How EMV is going to affect you.
Last week, we attended a NYPAY event listening to a panel of experts discussing EMV and how the implementation of EMV was going. The panel had a mixed of payment/EMV consultants, a representative from MasterCard, and 2 representatives from retailers, namely Ralph Lauren and Boscov Department Store. Here is what we learned.
1. EMV uncertainties lead to confusion.Confused by EMV? You are not alone. Everyone on the panel (and audience) agreed on one thing- CONFUSION. Despite the 2015 EMV mandate, there is no clear standard that has been issued by the card associations. One of the panelist used the analogy of building a house before an impending deadline, but not being given a blueprint of what to build to describe the current EMV confusion. The confusing adds to already burdensome upgrade to EMV in terms of time and cost.

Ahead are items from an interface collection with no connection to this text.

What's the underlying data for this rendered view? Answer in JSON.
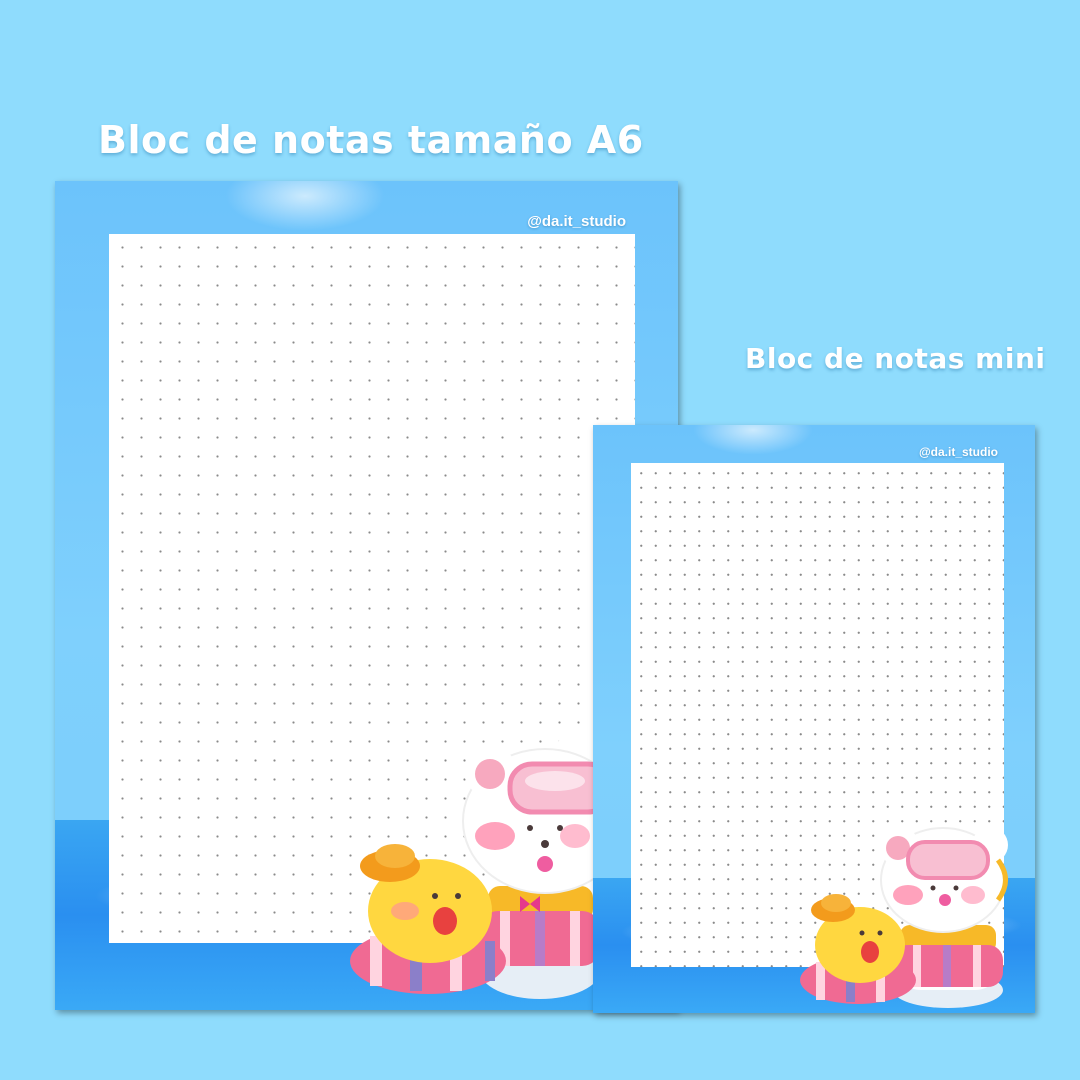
{
  "titles": {
    "a6": "Bloc de notas tamaño A6",
    "mini": "Bloc de notas mini"
  },
  "pads": {
    "a6": {
      "handle": "@da.it_studio"
    },
    "mini": {
      "handle": "@da.it_studio"
    }
  },
  "colors": {
    "background": "#8fdcfd",
    "pad_frame": "#6cc3fb",
    "water": "#2a8ff0",
    "sheet": "#ffffff"
  },
  "icons": [
    "bear-with-snorkel-icon",
    "duck-with-hat-icon",
    "swim-ring-icon"
  ]
}
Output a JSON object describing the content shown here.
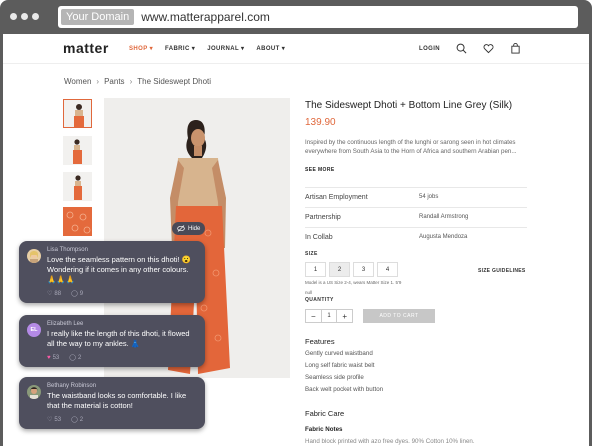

2. Biggest benefit of EMV is the liability shift.When you accept an EMV card in your store and the card turns out to be a cloned card, the issuing bank takes the liability of that fraudulent transaction. However, if a chip enabled card is presented at your store and your POS does not support chip enabled cards, and that card turns out to be a clone, then there would be no liability shift to the issuing bank, and you, the merchant, bear the burden of the the liability. This liability shift does not apply to traditional magnetic stripe cards. So it really comes down to how widely the issuers will adopt EMV (issuing new cards to customers) and how much of your typical customer base will being usign chip enabled cards. Since there is a cost of upgrading to chip-enabled POS, it's cost/benefit analysis. Does it outweigh the risk of liability for taking fraudulent chip-enabled cards?
The 2015 EMV mandate is not really a do-or-die mandate. If I understood the panelists correctly, the 2015 "mandate" is not an absolute requirement. It doesn't mean that you must only accept EMV cards or cease to accept credit card payments altogether. The mandate just means that there will be no liability shift if your POS system does not support chip-enabled cards.
3. Chip & Pin is for Europe, Chip & Signature for the US.EMV can take the form of chip & pin or chip & signature. Europe and Asia have largely adopted chip & pin, but it looks like that US will go the route of chip and signature. Chip & pin is more secure than chip & signature, as we all know that our scribbles are usually accepted as our signature without questions asked. It is unclear how this will affect the liability shifting and what is required of the merchants to make sure the signature is valid to benefit from liability shifting.
4. Expect fraud to shift online.Merchants are fed up with fraud. Although it was a "payment" event, fraud was a central theme in the discussion. The representatives from retailers believe that the card associations are not doing enough to help the merchants to prevent fraud, while the other side touts EMV as its solution to fraud problems.
If history is any indication, we are likely to see mixed results. When the UK instituted EMV, card present (in person) transaction fraud declined. According to a working paper published by the Federal Reserve Bank of Atlanta early last year, the adoption of chip & pin led to the reduction of domestic card-present fraud in the UK. However, the Fed paper points out, the adoption of chip& pin caused "a migration to other types of fraud, namely card-not-present (CNP) fraud and cross-border counterfeit fraud." So with EMV adoption, we are likely to see fraud shifting from offline to online as well as more counterfeit cards used in the US at the POS.